In addition to this you have cymbals: HiHats, Crash, Ride, Splash (not shown in this illustration).
The Snare drum is the one that gives the CRACK or SHOT in a song. The Kick drum gives the very bassy BOOM which sits at the bottom of a beat. The Toms are usually used for a fill and the average five-piece kit has two mounted toms and a Floor Tom.
Extra drums can be added to a kit depending on the style you are playing, whats sort of sounds you're after and if your budget allows it.
You might add an extra Kick drum so you have a Double Bass Kit. Or a cheaper alternative (depending on the brand of drums) is to get a Double Kick Pedal. Though Double Kick Pedals are regarded as Hardware.
You can add more toms to your set up whether they are mounted or if they are floor standing. If you get a rack (see hardware) you can attach extra or all of the toms to the rack. You can also mount toms with brackets onto cymbal stands.
The average starting kit has HiHats, a Crash cymbal and Ride cymbal. Though depending on the price of the kit you may have only got what is known as a Crash/Ride which is a cross between the two.
Different sized cymbals and thicknesses give different sounds. So you could have a 14 inch Crash and 16 inch Crash and they won't sound the same. But even two 16 inch Crashes will have variations depending on the thickness. Different cymbal makers too have differences in sound quality.
Starting out you'd only want one Ride on your set up. It should be quiet heavy and thick.
You could have one or two Crash cymbals, preferably very different in sound from each other.
A Splash cymbal gives a very nice splashing sound (as the name suggests) and the smaller the better for one of these. Splashes are not as overpowering as Crashes and give a nice colour to even the simplest of beats without getting too fancy.
The China Boy is an odd shaped cymbal which is quite loud when hit properly. Best used for big gigs and a large stage. Fellow musicians tend to hate the overpowering effect it has on their ear drums, so use it sparingly.
There are plenty of other odd shapes and hybrids that Cymbal Manufacturers develop in the pursuit of new and exciting sounds as well as greater profits.
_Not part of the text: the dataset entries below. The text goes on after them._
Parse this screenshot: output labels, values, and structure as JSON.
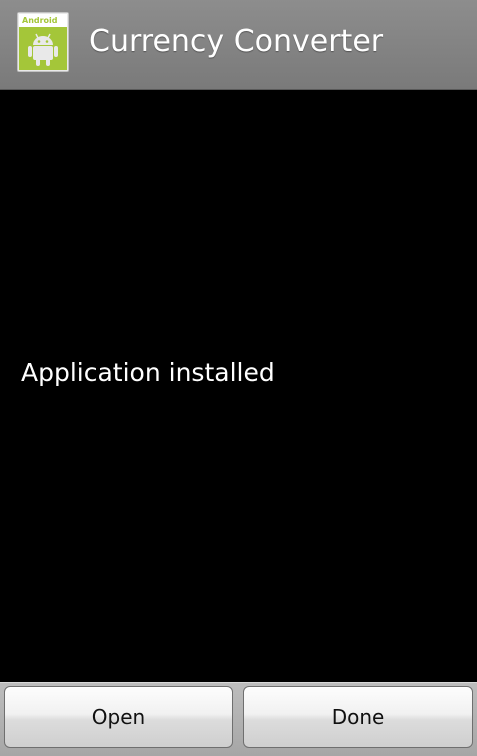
{
  "title_bar": {
    "title": "Currency Converter",
    "icon": {
      "name": "android-app-icon",
      "label": "Android",
      "colors": {
        "body": "#a4c639",
        "header": "#ffffff",
        "frame": "#e9e9e9"
      }
    }
  },
  "main": {
    "status_message": "Application installed"
  },
  "buttons": {
    "open_label": "Open",
    "done_label": "Done"
  },
  "colors": {
    "title_bar_bg": "#858585",
    "content_bg": "#000000",
    "text": "#ffffff",
    "button_bar_bg": "#b0b0b0"
  }
}
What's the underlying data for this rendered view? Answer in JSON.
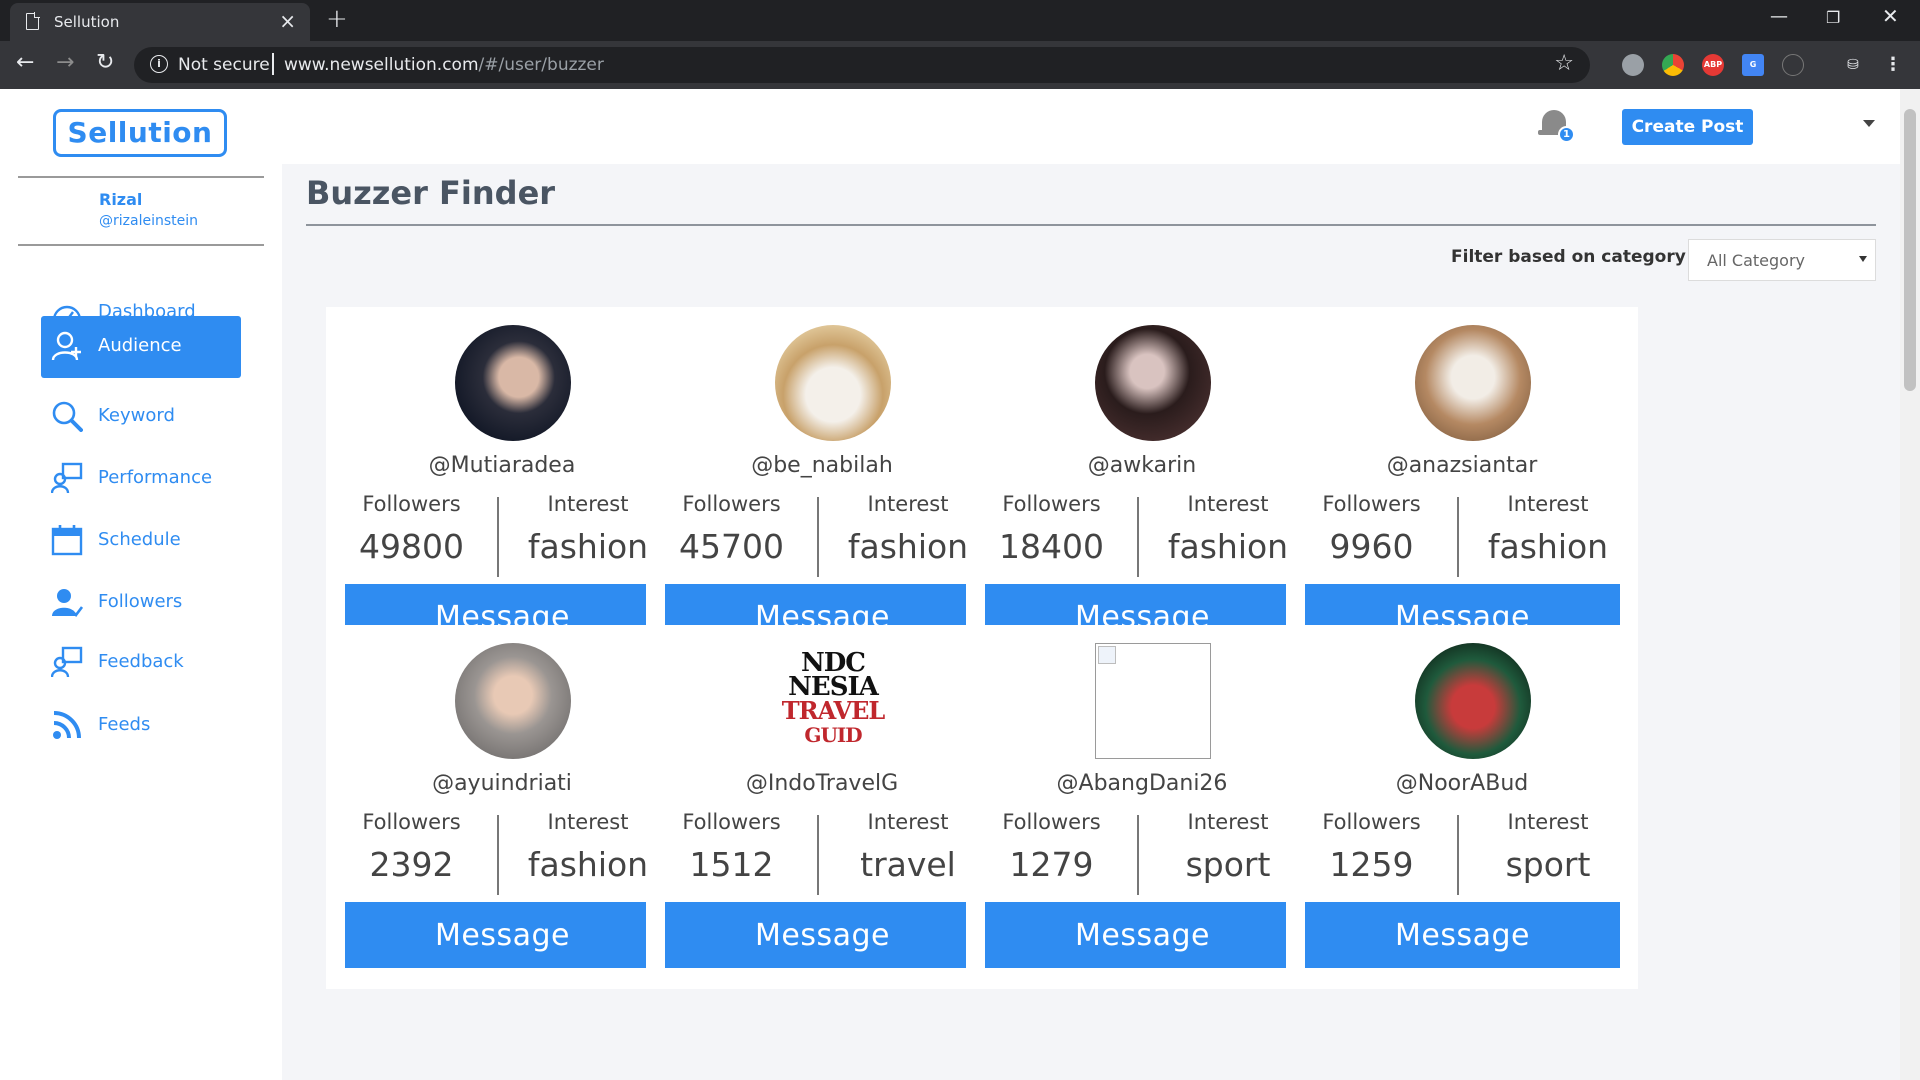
{
  "browser": {
    "tab_title": "Sellution",
    "not_secure": "Not secure",
    "url_host": "www.newsellution.com",
    "url_path": "/#/user/buzzer"
  },
  "app": {
    "logo": "Sellution",
    "notification_count": "1",
    "create_post_label": "Create Post"
  },
  "user": {
    "name": "Rizal",
    "handle": "@rizaleinstein"
  },
  "sidebar": {
    "items": [
      {
        "label": "Dashboard",
        "icon": "dashboard-icon"
      },
      {
        "label": "Audience",
        "icon": "audience-icon",
        "active": true
      },
      {
        "label": "Keyword",
        "icon": "search-icon"
      },
      {
        "label": "Performance",
        "icon": "performance-icon"
      },
      {
        "label": "Schedule",
        "icon": "calendar-icon"
      },
      {
        "label": "Followers",
        "icon": "followers-icon"
      },
      {
        "label": "Feedback",
        "icon": "feedback-icon"
      },
      {
        "label": "Feeds",
        "icon": "rss-icon"
      }
    ]
  },
  "main": {
    "title": "Buzzer Finder",
    "filter_label": "Filter based on category",
    "filter_value": "All Category",
    "followers_label": "Followers",
    "interest_label": "Interest",
    "message_label": "Message",
    "buzzers": [
      {
        "handle": "@Mutiaradea",
        "followers": "49800",
        "interest": "fashion"
      },
      {
        "handle": "@be_nabilah",
        "followers": "45700",
        "interest": "fashion"
      },
      {
        "handle": "@awkarin",
        "followers": "18400",
        "interest": "fashion"
      },
      {
        "handle": "@anazsiantar",
        "followers": "9960",
        "interest": "fashion"
      },
      {
        "handle": "@ayuindriati",
        "followers": "2392",
        "interest": "fashion"
      },
      {
        "handle": "@IndoTravelG",
        "followers": "1512",
        "interest": "travel",
        "logo_text": [
          "NDC",
          "NESIA",
          "TRAVEL",
          "GUID"
        ]
      },
      {
        "handle": "@AbangDani26",
        "followers": "1279",
        "interest": "sport",
        "broken_image": true
      },
      {
        "handle": "@NoorABud",
        "followers": "1259",
        "interest": "sport"
      }
    ]
  },
  "colors": {
    "accent": "#2f8cf1",
    "main_bg": "#f4f5f8",
    "text": "#444444"
  }
}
Think long term so consider buying a cymbal as an investment. It is better to buy one good quality cymbal than two or there cheap ones. Cheap won't last, and you can hear the difference. Quality costs, but provided the cymbals are used properly and not abused they will last you forever. And when you upgrade to a new bigger or better kit you can just take your cymbals with you.
Cymbal stands are regarded as hardware. So too are snare stands, racks, pedals, brackets or anything that's usually attached or free standing or holds things or is shiny, and therefore wanted by drummers who are nothing more than collectors of expensive equipment.
Stands come as braced and double braced. Double braced stands are sturdier and less likely to break. Stands also stand up straight or have a boom (example must be shown).
The drum stool (aka The Throne). It's best to have a good sturdy and solid throne because your comfort is important.
Drummers are also percussionists and can add things like shakers, clave and hand drums to their collection of colours and sounds. Some can be mounted as a part of your set-up, but that is up to the drummers discretion and what its function is for.
Made of wood and with a tip that is part of the turned stick or a nylon tip glued on. Drumsticks come in different lengths, diameters, weights and woods. It's good to start with a just a few and find what you are most comfortable with. Your collection will grow as you try different drumming styles and techniques. It's also a good idea to buy a set of brushes.
Drumsticks break, but don't purposely set out to destroy a set of sticks, because if you aren't using them right you will also damage cymbals, drum skins, the shells and even yourself.
The author of this hub playing a half sized drum kit
Drum Lesson: Drum Tab
Next I'll show you how to follow a special drum chart, it will let you know which parts of the drum kit to hit with which hand (which holds a stick) or which foot.
Your next Drum Tutorial Lesson continues here.